Filter the entries beneath this task, copying only the lines that hold the word "JSON".

[Records supplied]

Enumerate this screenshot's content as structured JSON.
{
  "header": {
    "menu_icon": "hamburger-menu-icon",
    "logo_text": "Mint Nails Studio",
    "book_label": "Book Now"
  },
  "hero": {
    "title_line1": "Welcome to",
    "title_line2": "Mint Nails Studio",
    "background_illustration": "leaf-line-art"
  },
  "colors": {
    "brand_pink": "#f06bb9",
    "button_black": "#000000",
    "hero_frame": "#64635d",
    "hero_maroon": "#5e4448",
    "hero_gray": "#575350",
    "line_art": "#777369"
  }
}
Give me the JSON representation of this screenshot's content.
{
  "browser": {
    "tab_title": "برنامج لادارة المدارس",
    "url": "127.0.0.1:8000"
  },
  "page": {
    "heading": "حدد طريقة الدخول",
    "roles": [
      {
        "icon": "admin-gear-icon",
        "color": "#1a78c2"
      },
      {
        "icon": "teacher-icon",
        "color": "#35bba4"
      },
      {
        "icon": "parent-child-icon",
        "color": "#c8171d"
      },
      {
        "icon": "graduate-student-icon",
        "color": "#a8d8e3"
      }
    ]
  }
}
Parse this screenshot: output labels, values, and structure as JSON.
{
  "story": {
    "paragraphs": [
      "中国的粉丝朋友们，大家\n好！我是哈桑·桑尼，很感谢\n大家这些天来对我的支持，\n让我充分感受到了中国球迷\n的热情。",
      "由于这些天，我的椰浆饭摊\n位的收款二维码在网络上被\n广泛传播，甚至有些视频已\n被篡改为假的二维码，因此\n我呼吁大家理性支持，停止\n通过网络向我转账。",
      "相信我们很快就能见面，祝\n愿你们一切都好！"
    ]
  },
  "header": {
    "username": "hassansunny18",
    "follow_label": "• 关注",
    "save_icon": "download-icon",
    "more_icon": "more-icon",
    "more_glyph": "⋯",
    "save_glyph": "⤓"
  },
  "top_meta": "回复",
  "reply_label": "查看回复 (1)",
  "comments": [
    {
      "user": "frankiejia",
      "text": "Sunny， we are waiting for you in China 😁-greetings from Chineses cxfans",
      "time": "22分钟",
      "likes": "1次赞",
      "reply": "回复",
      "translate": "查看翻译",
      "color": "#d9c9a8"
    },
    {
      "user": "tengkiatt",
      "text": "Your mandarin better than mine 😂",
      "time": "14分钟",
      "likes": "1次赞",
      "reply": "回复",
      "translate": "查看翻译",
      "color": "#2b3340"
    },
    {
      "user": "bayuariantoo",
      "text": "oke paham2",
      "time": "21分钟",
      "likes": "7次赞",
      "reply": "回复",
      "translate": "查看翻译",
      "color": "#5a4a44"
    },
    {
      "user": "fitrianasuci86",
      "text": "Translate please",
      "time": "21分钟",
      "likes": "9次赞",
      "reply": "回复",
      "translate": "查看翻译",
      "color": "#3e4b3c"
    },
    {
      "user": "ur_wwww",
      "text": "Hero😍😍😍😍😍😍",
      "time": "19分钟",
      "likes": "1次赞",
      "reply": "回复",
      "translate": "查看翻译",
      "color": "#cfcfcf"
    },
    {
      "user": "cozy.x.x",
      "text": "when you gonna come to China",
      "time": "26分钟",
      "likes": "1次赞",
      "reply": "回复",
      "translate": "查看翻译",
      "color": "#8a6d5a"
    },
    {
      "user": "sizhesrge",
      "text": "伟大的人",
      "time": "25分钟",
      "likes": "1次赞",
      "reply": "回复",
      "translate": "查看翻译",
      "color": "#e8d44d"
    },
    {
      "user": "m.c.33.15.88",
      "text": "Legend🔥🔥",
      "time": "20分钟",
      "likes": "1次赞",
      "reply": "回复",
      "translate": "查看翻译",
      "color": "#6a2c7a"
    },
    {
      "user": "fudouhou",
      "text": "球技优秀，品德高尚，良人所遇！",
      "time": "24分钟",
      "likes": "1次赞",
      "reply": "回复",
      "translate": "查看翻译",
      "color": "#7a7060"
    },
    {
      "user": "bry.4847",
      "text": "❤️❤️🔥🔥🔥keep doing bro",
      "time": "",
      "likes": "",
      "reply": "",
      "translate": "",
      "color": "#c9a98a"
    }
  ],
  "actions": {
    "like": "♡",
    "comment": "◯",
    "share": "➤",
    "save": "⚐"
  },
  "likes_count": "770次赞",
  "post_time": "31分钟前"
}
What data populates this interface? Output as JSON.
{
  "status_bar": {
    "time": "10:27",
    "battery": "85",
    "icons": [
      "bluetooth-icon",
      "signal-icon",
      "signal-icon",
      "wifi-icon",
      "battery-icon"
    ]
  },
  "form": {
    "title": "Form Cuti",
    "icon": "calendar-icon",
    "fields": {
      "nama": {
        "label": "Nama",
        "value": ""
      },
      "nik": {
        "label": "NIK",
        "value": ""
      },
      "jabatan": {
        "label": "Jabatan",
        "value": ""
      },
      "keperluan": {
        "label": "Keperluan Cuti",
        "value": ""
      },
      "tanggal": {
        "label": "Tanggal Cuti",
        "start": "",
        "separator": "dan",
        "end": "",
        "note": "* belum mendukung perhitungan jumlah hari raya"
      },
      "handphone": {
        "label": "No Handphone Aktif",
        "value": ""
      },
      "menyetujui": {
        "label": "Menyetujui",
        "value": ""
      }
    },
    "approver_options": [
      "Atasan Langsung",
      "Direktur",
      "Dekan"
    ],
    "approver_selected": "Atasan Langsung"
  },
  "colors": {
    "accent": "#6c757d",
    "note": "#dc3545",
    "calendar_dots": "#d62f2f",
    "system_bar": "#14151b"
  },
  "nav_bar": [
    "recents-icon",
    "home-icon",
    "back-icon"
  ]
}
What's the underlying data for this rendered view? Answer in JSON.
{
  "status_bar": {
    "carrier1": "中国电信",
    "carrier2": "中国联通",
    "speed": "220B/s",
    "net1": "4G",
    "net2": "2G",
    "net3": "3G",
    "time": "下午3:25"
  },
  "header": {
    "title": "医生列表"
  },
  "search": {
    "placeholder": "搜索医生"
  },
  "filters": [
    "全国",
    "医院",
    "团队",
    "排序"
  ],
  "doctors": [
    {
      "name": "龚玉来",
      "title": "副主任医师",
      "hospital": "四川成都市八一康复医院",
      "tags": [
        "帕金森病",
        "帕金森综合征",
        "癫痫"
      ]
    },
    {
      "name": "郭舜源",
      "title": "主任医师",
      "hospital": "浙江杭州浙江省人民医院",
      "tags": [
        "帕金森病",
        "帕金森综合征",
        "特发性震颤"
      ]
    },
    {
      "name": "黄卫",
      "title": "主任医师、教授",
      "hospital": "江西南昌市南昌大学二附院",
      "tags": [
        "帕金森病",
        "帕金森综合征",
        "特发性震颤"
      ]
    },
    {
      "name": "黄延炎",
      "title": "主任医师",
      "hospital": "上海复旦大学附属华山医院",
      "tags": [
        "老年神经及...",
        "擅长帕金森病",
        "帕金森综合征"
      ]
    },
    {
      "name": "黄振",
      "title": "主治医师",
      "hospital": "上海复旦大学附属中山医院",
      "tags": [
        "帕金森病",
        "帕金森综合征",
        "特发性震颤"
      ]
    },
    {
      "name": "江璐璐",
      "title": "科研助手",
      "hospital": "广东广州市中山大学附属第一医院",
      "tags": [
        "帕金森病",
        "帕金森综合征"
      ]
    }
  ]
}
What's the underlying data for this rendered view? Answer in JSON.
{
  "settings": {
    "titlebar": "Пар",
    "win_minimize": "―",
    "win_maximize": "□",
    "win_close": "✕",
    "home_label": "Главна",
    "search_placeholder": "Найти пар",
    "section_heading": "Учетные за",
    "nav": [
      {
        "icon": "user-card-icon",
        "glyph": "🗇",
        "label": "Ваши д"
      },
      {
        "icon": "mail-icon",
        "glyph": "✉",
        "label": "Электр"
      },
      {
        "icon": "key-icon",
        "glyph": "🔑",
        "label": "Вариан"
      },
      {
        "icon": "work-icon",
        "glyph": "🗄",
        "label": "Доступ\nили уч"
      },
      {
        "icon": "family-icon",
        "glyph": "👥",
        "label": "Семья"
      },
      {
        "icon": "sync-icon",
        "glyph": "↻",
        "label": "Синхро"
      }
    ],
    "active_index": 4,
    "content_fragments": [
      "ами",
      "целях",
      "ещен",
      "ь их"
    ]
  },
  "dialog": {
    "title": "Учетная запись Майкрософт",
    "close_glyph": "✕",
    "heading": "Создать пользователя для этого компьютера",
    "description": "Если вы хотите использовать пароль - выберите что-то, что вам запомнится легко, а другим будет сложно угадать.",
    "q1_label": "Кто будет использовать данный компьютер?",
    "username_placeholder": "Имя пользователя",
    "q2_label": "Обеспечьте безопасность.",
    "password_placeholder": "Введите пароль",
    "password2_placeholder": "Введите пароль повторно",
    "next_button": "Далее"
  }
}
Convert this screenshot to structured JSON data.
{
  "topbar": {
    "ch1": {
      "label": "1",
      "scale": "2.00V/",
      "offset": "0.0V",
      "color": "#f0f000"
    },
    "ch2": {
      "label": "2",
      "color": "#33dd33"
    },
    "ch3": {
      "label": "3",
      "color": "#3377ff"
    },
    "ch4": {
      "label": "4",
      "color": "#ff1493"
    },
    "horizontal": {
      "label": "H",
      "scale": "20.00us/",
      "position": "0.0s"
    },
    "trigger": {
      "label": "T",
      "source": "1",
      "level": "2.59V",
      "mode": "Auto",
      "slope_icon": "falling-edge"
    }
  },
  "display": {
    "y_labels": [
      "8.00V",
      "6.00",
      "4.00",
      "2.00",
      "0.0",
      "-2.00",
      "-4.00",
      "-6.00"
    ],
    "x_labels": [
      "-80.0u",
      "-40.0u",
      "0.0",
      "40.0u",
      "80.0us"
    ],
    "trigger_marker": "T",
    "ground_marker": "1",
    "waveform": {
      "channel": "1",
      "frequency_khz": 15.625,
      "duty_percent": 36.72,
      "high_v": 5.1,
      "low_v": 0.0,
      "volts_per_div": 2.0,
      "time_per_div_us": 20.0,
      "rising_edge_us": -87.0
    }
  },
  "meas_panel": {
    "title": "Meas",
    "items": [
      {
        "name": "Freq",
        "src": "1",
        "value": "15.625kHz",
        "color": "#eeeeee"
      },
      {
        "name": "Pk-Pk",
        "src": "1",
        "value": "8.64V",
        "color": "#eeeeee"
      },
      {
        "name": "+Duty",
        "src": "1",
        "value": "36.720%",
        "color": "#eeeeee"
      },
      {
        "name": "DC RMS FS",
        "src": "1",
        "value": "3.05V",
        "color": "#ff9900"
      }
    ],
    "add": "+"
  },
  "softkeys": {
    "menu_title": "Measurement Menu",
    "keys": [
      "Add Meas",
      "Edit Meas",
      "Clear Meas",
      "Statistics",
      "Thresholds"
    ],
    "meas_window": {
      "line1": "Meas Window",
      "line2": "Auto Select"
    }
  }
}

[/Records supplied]

- **Answer box**:
Enumerate this screenshot's content as structured JSON.
Give me the JSON representation of this screenshot's content.
Parse this screenshot: output labels, values, and structure as JSON.
What data populates this interface? Output as JSON.
What's the underlying data for this rendered view? Answer in JSON.
What's the underlying data for this rendered view? Answer in JSON.
Convert this screenshot to structured JSON data.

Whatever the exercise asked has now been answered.